◆ Interface dataset entries ◆

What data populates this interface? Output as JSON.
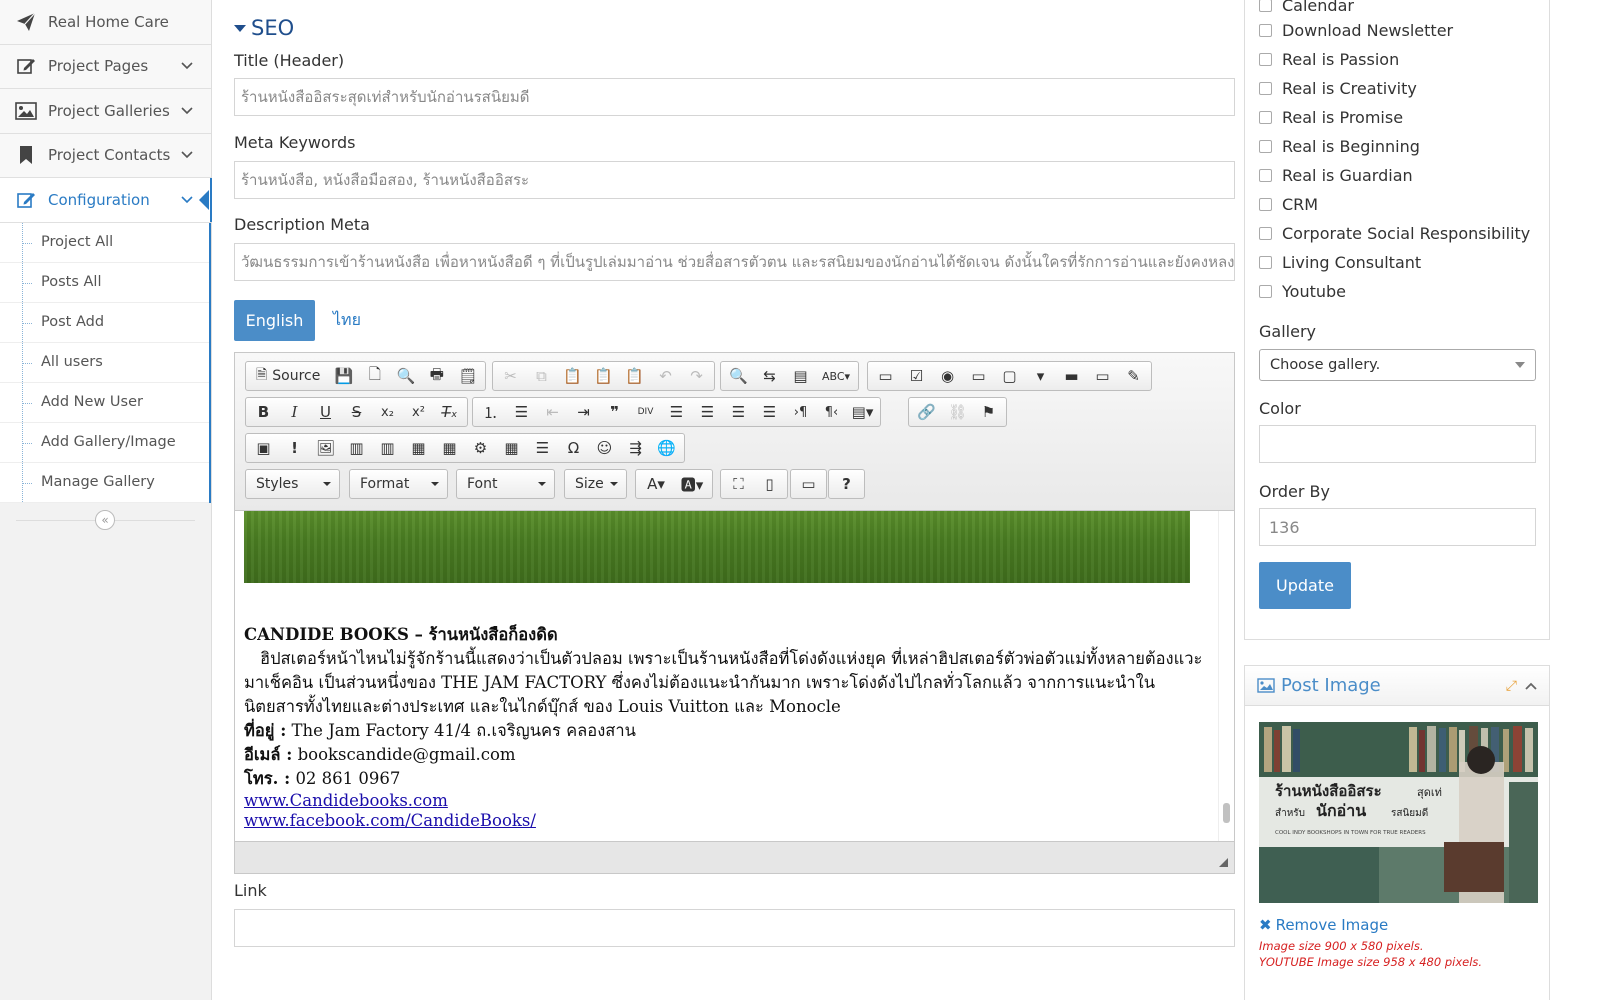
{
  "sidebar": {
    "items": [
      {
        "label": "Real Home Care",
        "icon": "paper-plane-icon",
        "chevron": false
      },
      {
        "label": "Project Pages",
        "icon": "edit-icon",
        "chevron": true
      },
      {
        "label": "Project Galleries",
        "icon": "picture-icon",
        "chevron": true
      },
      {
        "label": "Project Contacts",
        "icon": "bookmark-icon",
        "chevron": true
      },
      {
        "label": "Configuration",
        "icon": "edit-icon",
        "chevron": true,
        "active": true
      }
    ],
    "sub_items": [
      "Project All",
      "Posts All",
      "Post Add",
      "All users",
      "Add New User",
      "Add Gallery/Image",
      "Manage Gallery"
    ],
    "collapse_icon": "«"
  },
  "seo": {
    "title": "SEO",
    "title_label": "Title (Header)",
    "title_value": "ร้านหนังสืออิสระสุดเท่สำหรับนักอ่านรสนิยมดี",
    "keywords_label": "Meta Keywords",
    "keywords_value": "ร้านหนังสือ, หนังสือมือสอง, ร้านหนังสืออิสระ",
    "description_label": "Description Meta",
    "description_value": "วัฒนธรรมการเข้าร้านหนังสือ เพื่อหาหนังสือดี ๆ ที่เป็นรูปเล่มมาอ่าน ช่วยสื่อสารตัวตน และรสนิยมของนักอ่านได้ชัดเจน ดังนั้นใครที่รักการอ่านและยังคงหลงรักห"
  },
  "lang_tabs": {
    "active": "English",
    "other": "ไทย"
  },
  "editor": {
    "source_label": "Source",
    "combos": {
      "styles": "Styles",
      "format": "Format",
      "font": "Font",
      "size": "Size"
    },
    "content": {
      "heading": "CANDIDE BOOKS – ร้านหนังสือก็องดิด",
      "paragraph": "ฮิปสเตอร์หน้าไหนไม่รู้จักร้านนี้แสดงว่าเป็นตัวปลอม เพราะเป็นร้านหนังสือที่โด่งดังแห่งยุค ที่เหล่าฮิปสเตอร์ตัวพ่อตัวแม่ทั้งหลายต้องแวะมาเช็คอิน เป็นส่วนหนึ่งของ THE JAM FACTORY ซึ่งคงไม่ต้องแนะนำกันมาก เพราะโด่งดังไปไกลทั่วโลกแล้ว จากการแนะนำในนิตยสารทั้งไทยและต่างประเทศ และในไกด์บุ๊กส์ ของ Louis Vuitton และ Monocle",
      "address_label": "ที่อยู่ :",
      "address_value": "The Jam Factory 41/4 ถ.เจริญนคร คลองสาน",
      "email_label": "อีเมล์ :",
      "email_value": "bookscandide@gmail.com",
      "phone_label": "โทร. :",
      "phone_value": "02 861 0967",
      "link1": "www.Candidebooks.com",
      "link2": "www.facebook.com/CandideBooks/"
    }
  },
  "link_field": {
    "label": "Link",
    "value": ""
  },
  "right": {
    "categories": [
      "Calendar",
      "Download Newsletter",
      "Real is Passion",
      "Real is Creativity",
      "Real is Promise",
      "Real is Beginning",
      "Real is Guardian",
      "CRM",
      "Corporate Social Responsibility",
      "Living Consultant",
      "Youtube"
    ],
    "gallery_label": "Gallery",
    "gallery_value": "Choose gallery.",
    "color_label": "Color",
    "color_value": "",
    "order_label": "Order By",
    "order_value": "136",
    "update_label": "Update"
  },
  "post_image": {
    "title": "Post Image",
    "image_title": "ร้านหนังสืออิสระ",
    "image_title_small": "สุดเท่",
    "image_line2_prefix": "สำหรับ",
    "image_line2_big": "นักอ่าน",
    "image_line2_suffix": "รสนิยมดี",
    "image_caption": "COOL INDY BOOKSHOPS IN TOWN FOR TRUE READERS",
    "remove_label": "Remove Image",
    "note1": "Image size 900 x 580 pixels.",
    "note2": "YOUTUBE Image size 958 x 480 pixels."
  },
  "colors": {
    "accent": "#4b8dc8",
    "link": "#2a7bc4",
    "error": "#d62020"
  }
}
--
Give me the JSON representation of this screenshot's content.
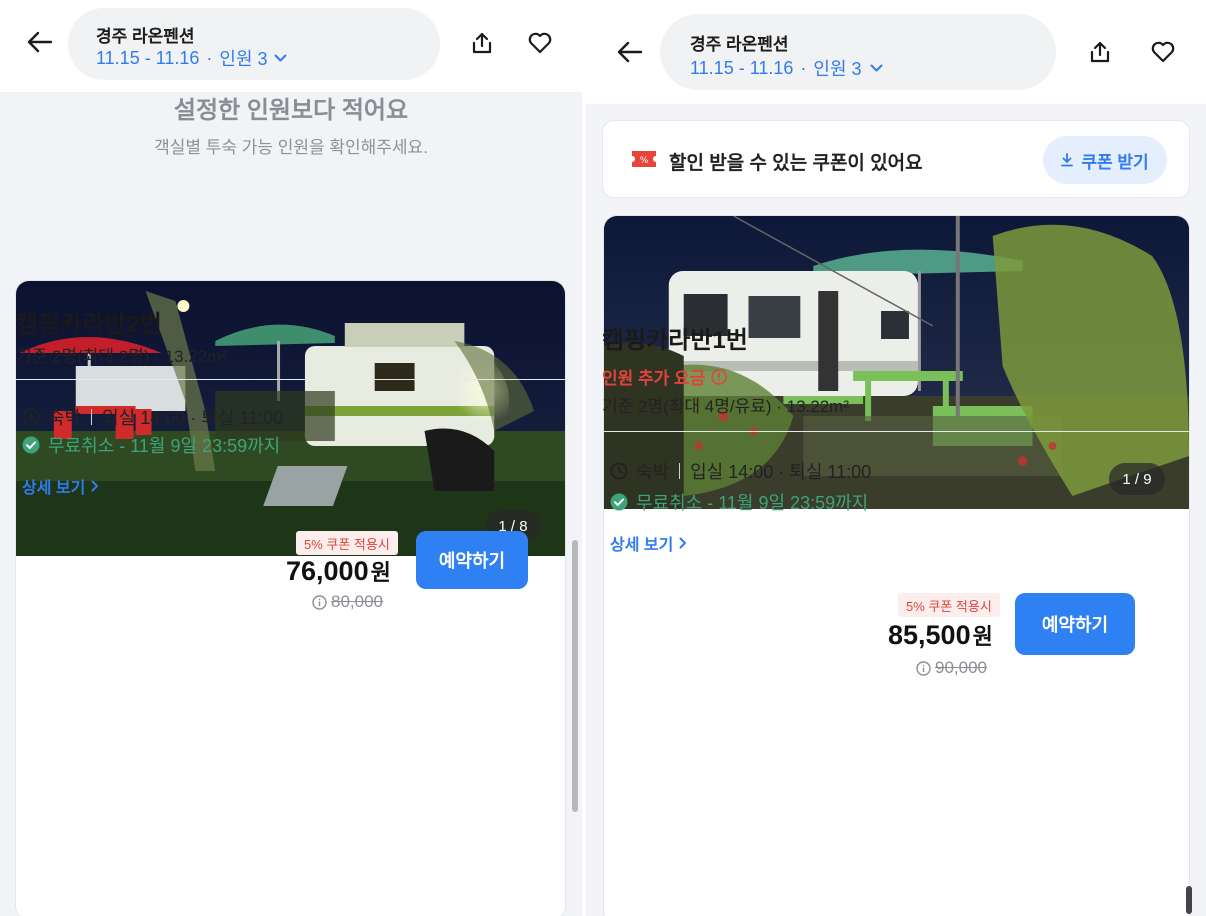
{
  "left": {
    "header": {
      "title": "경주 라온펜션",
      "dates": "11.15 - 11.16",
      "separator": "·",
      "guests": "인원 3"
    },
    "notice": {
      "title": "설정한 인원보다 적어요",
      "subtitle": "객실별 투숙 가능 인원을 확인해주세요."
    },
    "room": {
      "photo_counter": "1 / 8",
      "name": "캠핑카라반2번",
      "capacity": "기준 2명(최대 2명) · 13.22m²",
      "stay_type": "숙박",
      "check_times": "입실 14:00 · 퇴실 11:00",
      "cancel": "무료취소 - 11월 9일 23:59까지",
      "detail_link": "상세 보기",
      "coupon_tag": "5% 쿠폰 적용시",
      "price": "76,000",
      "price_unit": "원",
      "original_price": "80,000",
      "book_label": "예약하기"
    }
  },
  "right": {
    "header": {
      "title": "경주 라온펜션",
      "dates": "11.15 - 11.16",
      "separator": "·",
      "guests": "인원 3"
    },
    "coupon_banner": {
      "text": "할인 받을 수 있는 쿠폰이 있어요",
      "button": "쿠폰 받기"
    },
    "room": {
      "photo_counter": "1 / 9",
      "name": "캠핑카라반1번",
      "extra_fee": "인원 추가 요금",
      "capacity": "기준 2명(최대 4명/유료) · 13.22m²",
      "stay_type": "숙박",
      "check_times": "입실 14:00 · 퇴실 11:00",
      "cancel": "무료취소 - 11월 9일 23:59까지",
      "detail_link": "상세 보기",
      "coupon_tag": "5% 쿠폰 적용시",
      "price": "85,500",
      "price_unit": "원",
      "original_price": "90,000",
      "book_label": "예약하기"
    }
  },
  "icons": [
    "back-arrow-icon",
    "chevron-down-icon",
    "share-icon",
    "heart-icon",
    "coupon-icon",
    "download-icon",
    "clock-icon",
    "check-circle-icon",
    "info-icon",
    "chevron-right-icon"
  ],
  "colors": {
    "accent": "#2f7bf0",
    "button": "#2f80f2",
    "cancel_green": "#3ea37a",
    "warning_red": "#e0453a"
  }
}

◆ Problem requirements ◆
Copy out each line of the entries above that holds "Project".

◆ Output below ◆
        "label": "Project Pages",
        "label": "Project Galleries",
        "label": "Project Contacts",
      "Project All",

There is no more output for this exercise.